Jess’s research is motivated by fundamental questions about the way we value environments and urgent questions regarding the equitable distribution of clean water in complex environments. In this vein, she is currently researching (1) ecosystem and biodiversity valuation in the European context, drawing on science & technology studies, ecological economics, and geography and (2) affordability in the human right to water in California, under drought, using insight from critical physical geography and data analysis for water policy. Jess conducts the latter research in collaboration with a former ERGie at the state level in California in the Office of Environmental Health Hazard Assessment at the Cal EPA. She has been lucky enough to secure funding from NSF GRFP, the Institute for European Studies, the Fernström Fellowship, the Graduate Division, and ERG to pursue this work. Jess loves teaching and has been a graduate student instructor for ER201 Interdisciplinary Analysis (2014), ER180 Ecological Economics in Historical Context (2015), and E157AC Engineering, The Environment & Society (2015, 2017). Jess’s background is in English literature (B.A. 2010) and environmental sciences & engineering (M.S. CEE 2015) at Berkeley. For non-research fun, Jess loves reading fiction, learning languages (spanish, french, german), running in Tilden, being a yogini, throwing ceramics, and exploring outside.
- Undergraduate thesis, Realizing and Imagining Aesthetic Bliss in Nabokov’s Lolita and Pale Fire

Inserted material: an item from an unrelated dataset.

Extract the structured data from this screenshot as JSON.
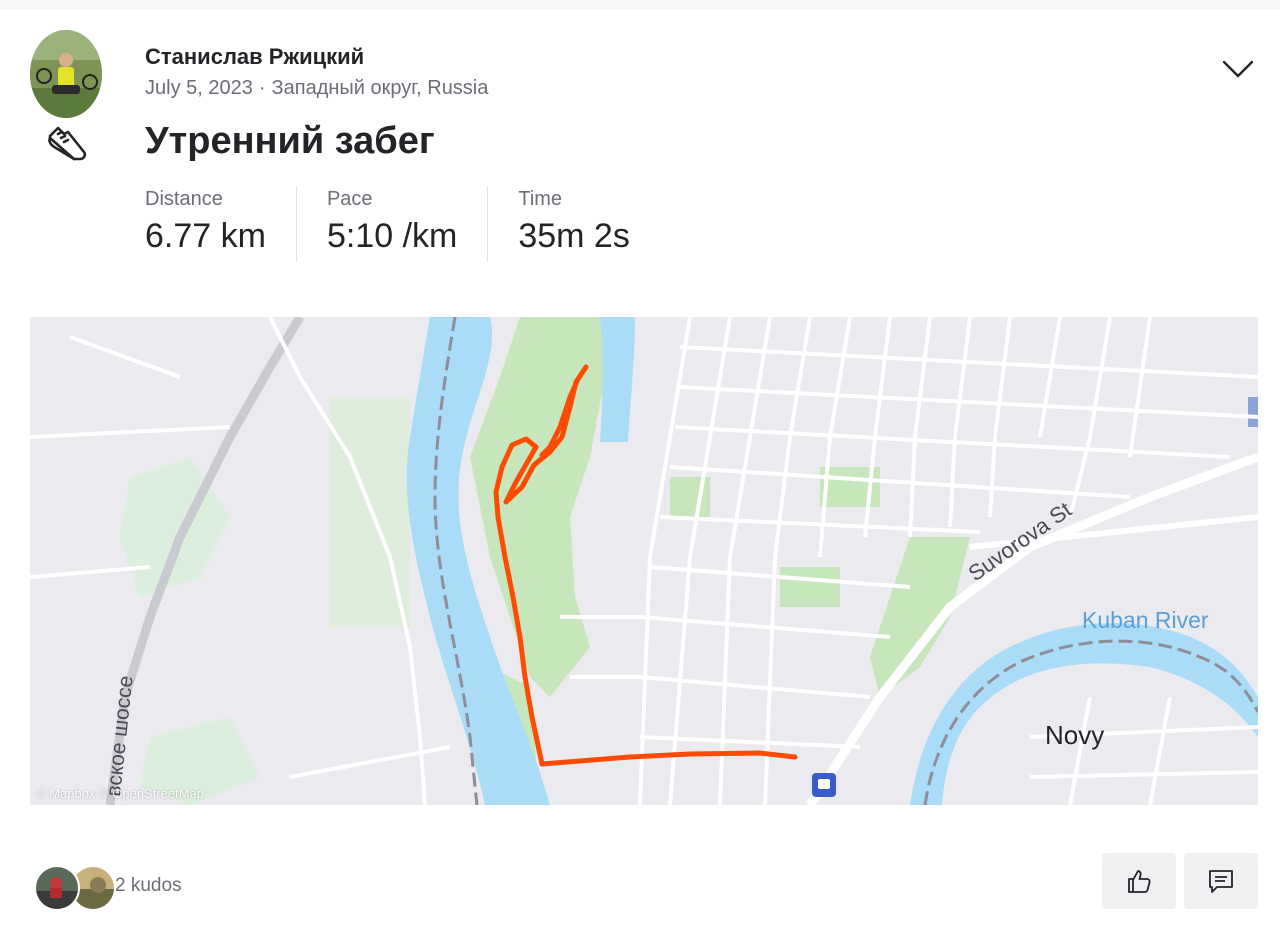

- Economism and Ecological Crisis
- Índices GEI para el uso del agua en la vivienda en México